    I was looking for a old chinese restaurant serving hokkien dishes in the Zion Road estate, not sure if it is call 梅林/竹林 or something else. Dad had bought me to his some 30 years back. Do you happened to know this outlet while you were writting about this estate? Thanks.

    • Will says:

      Hi,

      The famous Hokkien restaurant known for cheap and good dishes have closed for good. Owner gave up long ago. Still remember the Hokkien mee, Hai song duck etc. As kids, my siblings and I used to walk along side the canal to go to Great World Amusement Park from Bt Ho Swee where my parents still live.

    • Evelyn says:

      The restaurant is called 竹林. I Missed its hokkien mee, 虾枣 and the appetizer 酸菜!

  14. faizal79 says:

    Great blog!

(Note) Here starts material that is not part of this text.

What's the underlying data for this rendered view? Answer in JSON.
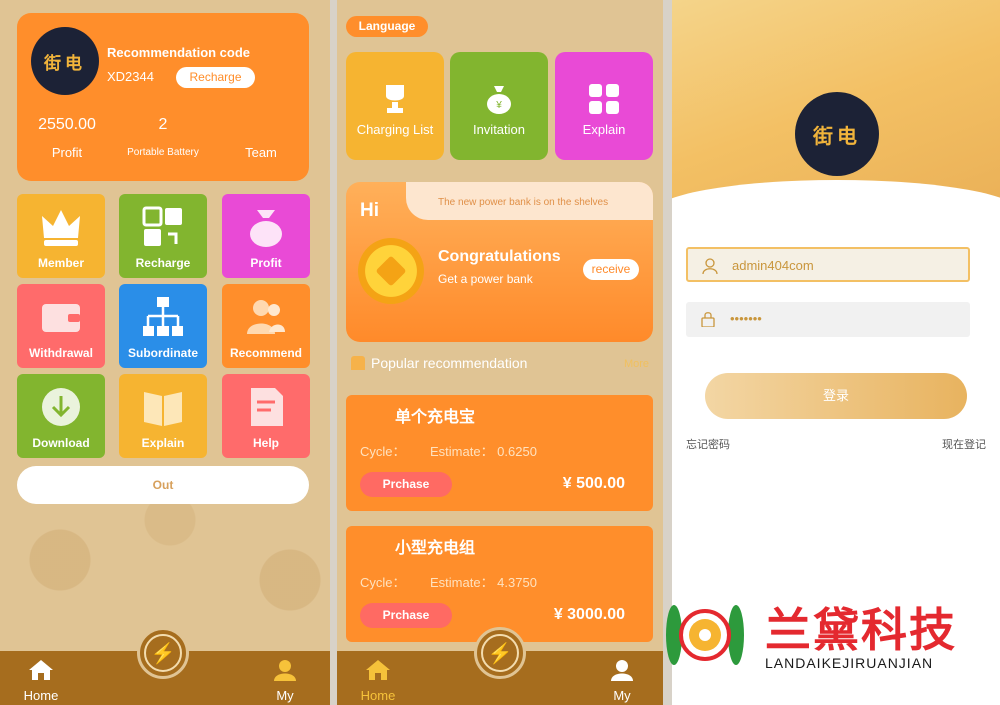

Really loved reading up on some of Singapore’s past and a great selection of pictures as well.. I hope to continue following some of your posts in future

  15. The curved Zion Road flat at night… empty, dark and calm

  16. BY says:

    i walked passed last thursday night… block still there and not torn down… what e heck??

  17. The religious rituals at Chwee Hean Keng Temple in the 1990s



    (Photo credit: Kim Seng – A Reflection of Singapore’s Success)

  18. Leow says:

    I would like to know the relocation of the hawker stores at block 91 and 88 or 89. They had a Japanese store and the boss was a 20s – 30s guy, young boss. and they japanese food costs only 2.5 – 3$. Can anyone get back regarding this.

  19. Jeremy says:

    I used to study in Havelock primary( the current BB HQ). Zion road was a place where my former school mates lived. I used to live those 4 storey flats in Ganges Ave, in front of the famous overhead water bridge. similar to those in Silat road. I hope to see some of such photos. flats demolised in the 80s.

  20. iskandar says:

    I am currently trying to do a documentary photography project on en bloc sites in Singapore.
    If there is any way anyone can help , it would be truly appreciated. My email would be iskandar1@ntu.edu.sg

  21. Tim says:

    The flats are to be demolished currently. I just pass by on Labor day and fences are put up already. One of the few HDB estates near CBD area to be torn down. .

  22. Blk 92 (curved block) is not demolished yet when I went to GWC. On September 12 2013.

  23. doreenkee says:

    Thanks for writing this great article and posting the precious photos. I grew up in this place and is filled with fond memories.

    Blk 89
    1. shao la has moved to tan boon liat.
    Tai Chung Roasted Pork Chicken Rice
    Blk 89 Zion Road #01-137
    Pre-order:
    9632 5383 or 9035 0192

    2. Vegetarian – closed for good :(

    3. Cz char – serangoon gardens

    Blk 91
    Fish soup
    Zion 91 An Shun Fish Soup
    Bee Chow Hng Eating House, Blk 206 Toa Payoh North, #01-1197, Singapore 310206

    Yes, I miss the fish soup; I was a regular customer ;)

    all the demolition will be done soon…sob

    Cheers

  24. What fate befell the temple? You can’t just relocate things… doesn’t work.

  25. foodie says:

    Anyone knows where is the confectionery/bakery that is located under the HDB?

Leave a Reply

Fill in your details below or click an icon to log in:

WordPress.com Logo

You are commenting using your WordPress.com account. Log Out / Change )

Twitter picture

You are commenting using your Twitter account. Log Out / Change )

Facebook photo

You are commenting using your Facebook account. Log Out / Change )

Google+ photo

You are commenting using your Google+ account. Log Out / Change )

Connecting to %s